Dr. Amy Trubek is Professor in the Nutrition and Food Sciences department at the University of Vermont and Faculty Director for University of Vermont’s graduate program in Food Systems. Trained as a cultural anthropologist and chef, her research interests include the globalization of the food supply, the relationship between taste and place, the development of food agency, and cooking and sensory evaluation as cultural practices. Dr. Trubek is increasingly involved in transdisciplinary, collaborative research with scholars focusing on nutrition, public health and sensory science.
She teaches both undergraduate and graduate courses, including Basic Concepts of Food, Qualitative Research Methods, and Food Systems, Society and Policy. She is the author of three books: Haute Cuisine: How the French Invented the Culinary Profession (2000), The Taste of Place: A Cultural Journey into Terroir (2008) and Making Modern Meals: How Americans Cook Today. She is the author of numerous articles published in a number of interdisciplinary and disciplinary journals, including Gastronomica, Appetite, Anthropology Now, British Food Journal, and Radical History Review as well as book chapters focused on culinary history, food and nationalism and other topics. She serves as the co-editorial chair of Gastronomica: The Journal For Food Studies.

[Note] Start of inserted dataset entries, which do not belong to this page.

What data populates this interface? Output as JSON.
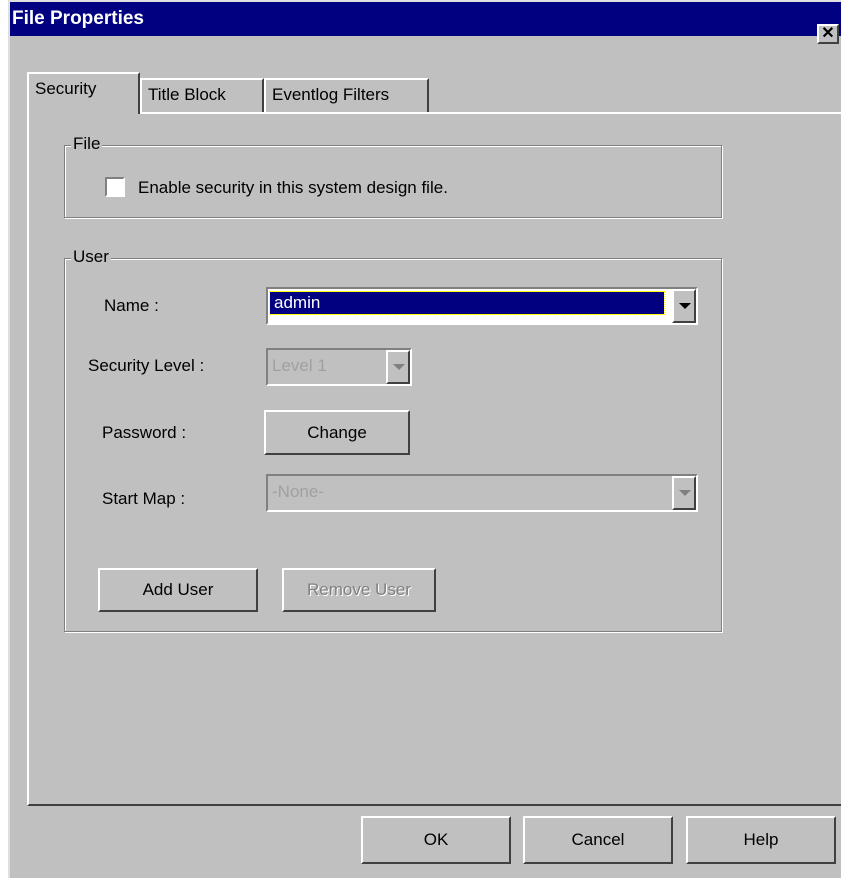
{
  "window": {
    "title": "File Properties",
    "close_glyph": "✕"
  },
  "tabs": [
    {
      "label": "Security",
      "active": true
    },
    {
      "label": "Title Block",
      "active": false
    },
    {
      "label": "Eventlog Filters",
      "active": false
    }
  ],
  "file_group": {
    "legend": "File",
    "enable_security_label": "Enable security in this system design file.",
    "enable_security_checked": false
  },
  "user_group": {
    "legend": "User",
    "name_label": "Name :",
    "name_value": "admin",
    "security_level_label": "Security Level :",
    "security_level_value": "Level 1",
    "password_label": "Password :",
    "change_button": "Change",
    "start_map_label": "Start Map :",
    "start_map_value": "-None-",
    "add_user_button": "Add User",
    "remove_user_button": "Remove User"
  },
  "footer": {
    "ok_button": "OK",
    "cancel_button": "Cancel",
    "help_button": "Help"
  },
  "colors": {
    "titlebar": "#000080",
    "face": "#c0c0c0",
    "selection": "#000080"
  }
}
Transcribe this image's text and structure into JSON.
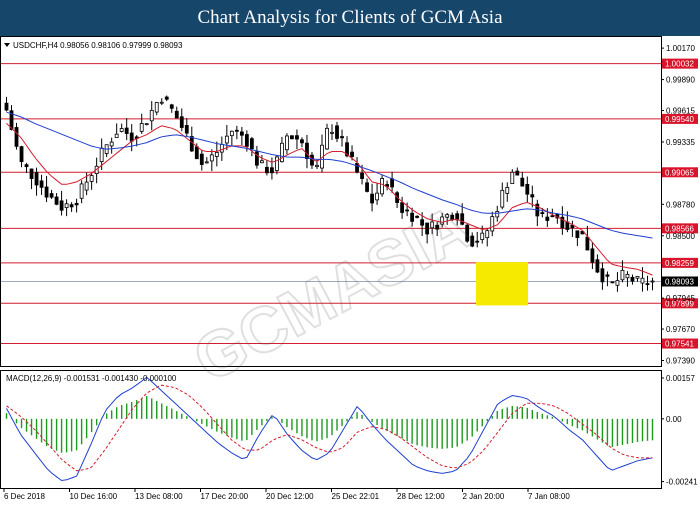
{
  "banner": {
    "title": "Chart Analysis for Clients of GCM Asia"
  },
  "colors": {
    "banner_bg": "#17466b",
    "bull_candle": "#ffffff",
    "bear_candle": "#000000",
    "ma_fast": "#d11f2f",
    "ma_slow": "#1f3fd1",
    "level_line": "#d11f2f",
    "level_label_bg": "#d8132a",
    "price_label_bg": "#000000",
    "highlight_box": "#f5ea00",
    "macd_hist": "#1e9a1e",
    "macd_line": "#1f3fd1",
    "macd_signal": "#d11f2f"
  },
  "chart_data": [
    {
      "type": "candlestick",
      "symbol_line": "USDCHF,H4  0.98056 0.98106 0.97999 0.98093",
      "ylim": [
        0.9735,
        1.0026
      ],
      "y_ticks": [
        "1.00170",
        "0.99890",
        "0.99615",
        "0.99335",
        "0.98780",
        "0.98500",
        "0.97945",
        "0.97670",
        "0.97390"
      ],
      "x_ticks": [
        "6 Dec 2018",
        "10 Dec 16:00",
        "13 Dec 08:00",
        "17 Dec 20:00",
        "20 Dec 12:00",
        "25 Dec 22:01",
        "28 Dec 12:00",
        "2 Jan 20:00",
        "7 Jan 08:00"
      ],
      "current_price": "0.98093",
      "levels": [
        "1.00032",
        "0.99540",
        "0.99065",
        "0.98566",
        "0.98259",
        "0.97899",
        "0.97541"
      ],
      "highlight_box": {
        "low": 0.9788,
        "high": 0.98265
      },
      "close_anchors": [
        0.9962,
        0.9915,
        0.9902,
        0.9886,
        0.9875,
        0.9883,
        0.9905,
        0.9928,
        0.9946,
        0.9938,
        0.9954,
        0.9975,
        0.9958,
        0.9935,
        0.9912,
        0.9925,
        0.9944,
        0.9938,
        0.9912,
        0.9908,
        0.994,
        0.9935,
        0.9905,
        0.995,
        0.993,
        0.9905,
        0.988,
        0.9902,
        0.9875,
        0.9868,
        0.9855,
        0.9865,
        0.9872,
        0.9845,
        0.9848,
        0.9878,
        0.9908,
        0.989,
        0.9865,
        0.987,
        0.9858,
        0.985,
        0.9822,
        0.9805,
        0.9815,
        0.9808,
        0.9809
      ],
      "ma_fast_anchors": [
        0.995,
        0.9938,
        0.992,
        0.9905,
        0.9895,
        0.9898,
        0.9905,
        0.9915,
        0.9925,
        0.9935,
        0.994,
        0.9948,
        0.9945,
        0.9935,
        0.9925,
        0.9925,
        0.993,
        0.993,
        0.992,
        0.9915,
        0.9922,
        0.9928,
        0.9915,
        0.9925,
        0.9925,
        0.9915,
        0.9898,
        0.9895,
        0.9882,
        0.9872,
        0.9865,
        0.9862,
        0.9865,
        0.986,
        0.9855,
        0.986,
        0.9875,
        0.988,
        0.9875,
        0.9868,
        0.9862,
        0.9855,
        0.984,
        0.9825,
        0.9822,
        0.982,
        0.9815
      ],
      "ma_slow_anchors": [
        0.996,
        0.9956,
        0.995,
        0.9945,
        0.994,
        0.9935,
        0.993,
        0.9927,
        0.9928,
        0.993,
        0.9933,
        0.9938,
        0.994,
        0.9938,
        0.9935,
        0.9932,
        0.993,
        0.9928,
        0.9925,
        0.9922,
        0.992,
        0.992,
        0.9918,
        0.9918,
        0.9916,
        0.9912,
        0.9908,
        0.9903,
        0.9898,
        0.9892,
        0.9887,
        0.9882,
        0.9878,
        0.9873,
        0.987,
        0.987,
        0.9872,
        0.9874,
        0.9873,
        0.987,
        0.9868,
        0.9865,
        0.986,
        0.9855,
        0.9852,
        0.985,
        0.9848
      ]
    },
    {
      "type": "macd",
      "label": "MACD(12,26,9) -0.001531 -0.001430 -0.000100",
      "ylim": [
        -0.00262,
        0.0018
      ],
      "y_ticks": [
        "0.00157",
        "0.00",
        "-0.00241"
      ],
      "macd_anchors": [
        0.0004,
        -0.0006,
        -0.0013,
        -0.002,
        -0.0024,
        -0.0022,
        -0.001,
        0.0003,
        0.0009,
        0.0012,
        0.0016,
        0.0011,
        0.0006,
        0.0001,
        -0.0004,
        -0.0009,
        -0.0013,
        -0.0016,
        -0.0006,
        0.0002,
        -0.0006,
        -0.0012,
        -0.0016,
        -0.0013,
        -0.0004,
        0.0005,
        -0.0002,
        -0.0008,
        -0.0013,
        -0.0018,
        -0.002,
        -0.0021,
        -0.002,
        -0.0014,
        -0.0004,
        0.0006,
        0.0009,
        0.0008,
        0.0004,
        0.0001,
        -0.0004,
        -0.0008,
        -0.0014,
        -0.002,
        -0.0018,
        -0.0016,
        -0.0015
      ],
      "signal_anchors": [
        0.0005,
        0.0001,
        -0.0004,
        -0.001,
        -0.0016,
        -0.002,
        -0.0019,
        -0.0012,
        -0.0004,
        0.0004,
        0.001,
        0.0013,
        0.0012,
        0.0009,
        0.0004,
        -0.0002,
        -0.0008,
        -0.0012,
        -0.0012,
        -0.0008,
        -0.0006,
        -0.0008,
        -0.0011,
        -0.0013,
        -0.0011,
        -0.0005,
        -0.0003,
        -0.0004,
        -0.0007,
        -0.0011,
        -0.0015,
        -0.0018,
        -0.0019,
        -0.0017,
        -0.0012,
        -0.0005,
        0.0002,
        0.0006,
        0.0006,
        0.0005,
        0.0002,
        -0.0002,
        -0.0006,
        -0.0011,
        -0.0014,
        -0.0015,
        -0.0015
      ]
    }
  ]
}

Dr. Trubek’s research involves the practices needed to move from the raw to the cooked (in a broad sense): people working with food, making food for themselves and for others, taking the resources of the natural environment and transforming them into palatable and culturally acceptable dishes, meals and drinks. This focus on people and practices also involves an analytic consideration of the transfer of knowledge. How do chefs learn what is considered “expert knowledge?” Why do cheesemakers and winemakers want to convey the importance of their landscapes when explaining what makes their cheese and wine taste so good? How do Americans learn how to cook while living in such a saturated food environment, when someone else (or something else) can always do that work instead? These questions also intersect with a robust line of social science and humanities inquiry into the cascading interest (especially in the United States) in foods from somewhere made by someone, most often identified as a cultural and political response to the industrialization and globalization of the modern food supply.